Close by at 115 Michigan, is another similar building that has been restored, with a white stucco exterior and a red tile roof. The collection of buildings provides a unity of style around the little park. The park is called the Liz Davies Greenspace and was planted by the owners of 1241 W. French Place. It is dedicated to Liz Davies, the first president of the Beacon Hill Neighborhood Association and a former San Antonio Conservation Society President.

Slightly north at 1318 West Russell (near the Fredericksburg Road intersection), the Magnolia Petroleum Co. Station No. 309 was built in 1927. The west side of the 800 block of Fredericksburg Road had numerous retail stores advertising tires, radios, store room rentals and cleaning, pressing and dyeing services, according to 1927 newspaper ads.

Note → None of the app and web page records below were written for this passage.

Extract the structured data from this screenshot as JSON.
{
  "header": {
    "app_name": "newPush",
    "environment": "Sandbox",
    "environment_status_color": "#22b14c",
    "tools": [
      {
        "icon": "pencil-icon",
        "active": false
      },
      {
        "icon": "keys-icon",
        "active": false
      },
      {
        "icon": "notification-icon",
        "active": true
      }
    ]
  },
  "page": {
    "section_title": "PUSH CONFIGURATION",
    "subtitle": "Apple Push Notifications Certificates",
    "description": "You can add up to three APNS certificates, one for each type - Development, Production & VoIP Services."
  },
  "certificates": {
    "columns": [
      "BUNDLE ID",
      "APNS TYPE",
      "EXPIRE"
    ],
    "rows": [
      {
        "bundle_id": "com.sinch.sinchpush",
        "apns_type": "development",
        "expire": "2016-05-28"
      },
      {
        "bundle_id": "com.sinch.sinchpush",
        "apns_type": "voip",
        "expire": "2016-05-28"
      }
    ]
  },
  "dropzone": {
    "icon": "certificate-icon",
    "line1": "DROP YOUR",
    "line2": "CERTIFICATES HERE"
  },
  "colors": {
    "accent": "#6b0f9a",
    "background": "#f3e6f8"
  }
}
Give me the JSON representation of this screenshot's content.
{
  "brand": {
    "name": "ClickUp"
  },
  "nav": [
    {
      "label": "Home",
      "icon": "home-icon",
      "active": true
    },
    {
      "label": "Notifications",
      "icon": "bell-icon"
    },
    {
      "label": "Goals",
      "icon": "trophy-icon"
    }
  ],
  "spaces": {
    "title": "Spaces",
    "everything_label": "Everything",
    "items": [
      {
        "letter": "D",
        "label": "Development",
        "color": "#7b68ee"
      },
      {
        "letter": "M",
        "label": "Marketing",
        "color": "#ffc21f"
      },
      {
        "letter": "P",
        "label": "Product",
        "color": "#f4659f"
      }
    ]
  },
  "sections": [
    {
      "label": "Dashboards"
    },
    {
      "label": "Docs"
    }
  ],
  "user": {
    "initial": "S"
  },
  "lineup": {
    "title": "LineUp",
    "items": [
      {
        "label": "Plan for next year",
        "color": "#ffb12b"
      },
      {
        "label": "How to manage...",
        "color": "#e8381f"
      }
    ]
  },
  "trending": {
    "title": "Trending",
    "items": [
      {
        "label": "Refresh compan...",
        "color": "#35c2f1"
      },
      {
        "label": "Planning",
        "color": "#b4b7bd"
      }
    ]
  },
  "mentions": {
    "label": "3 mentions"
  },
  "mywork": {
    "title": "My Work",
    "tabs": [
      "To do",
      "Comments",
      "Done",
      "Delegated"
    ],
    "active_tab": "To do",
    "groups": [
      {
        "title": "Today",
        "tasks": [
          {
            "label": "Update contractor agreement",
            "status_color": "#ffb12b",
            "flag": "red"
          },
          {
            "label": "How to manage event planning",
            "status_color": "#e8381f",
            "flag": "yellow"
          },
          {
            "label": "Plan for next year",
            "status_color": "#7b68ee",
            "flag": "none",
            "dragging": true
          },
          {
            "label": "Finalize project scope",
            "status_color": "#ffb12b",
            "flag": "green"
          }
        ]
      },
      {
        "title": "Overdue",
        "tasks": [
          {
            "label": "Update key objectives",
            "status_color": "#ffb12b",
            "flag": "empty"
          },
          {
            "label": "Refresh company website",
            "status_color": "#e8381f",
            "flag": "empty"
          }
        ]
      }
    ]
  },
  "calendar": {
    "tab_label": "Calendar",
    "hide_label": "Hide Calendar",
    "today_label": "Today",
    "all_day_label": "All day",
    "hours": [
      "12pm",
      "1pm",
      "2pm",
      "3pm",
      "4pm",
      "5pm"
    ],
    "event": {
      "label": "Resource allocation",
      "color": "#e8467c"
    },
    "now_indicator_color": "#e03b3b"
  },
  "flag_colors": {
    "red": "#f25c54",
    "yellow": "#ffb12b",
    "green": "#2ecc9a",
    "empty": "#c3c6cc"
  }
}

A lumber yard has existed in the west side of the 900 block since at least the 1920s under various ownerships.

Lisa Davis (text and research)
San Antonio Conservation Society Volunteer – Historic Survey Committee
February 2009


  1. Brian Davenport research - San Antonio Conservation Society volunteer
  2. "Reconnaissance Survey of Historic Age Resource Along Fredericksburg Road and IH-10, San Antonio, Texas"
  3. San Antonio Express News
  4. San Antonio Light
  5. The Century in Southwest Texas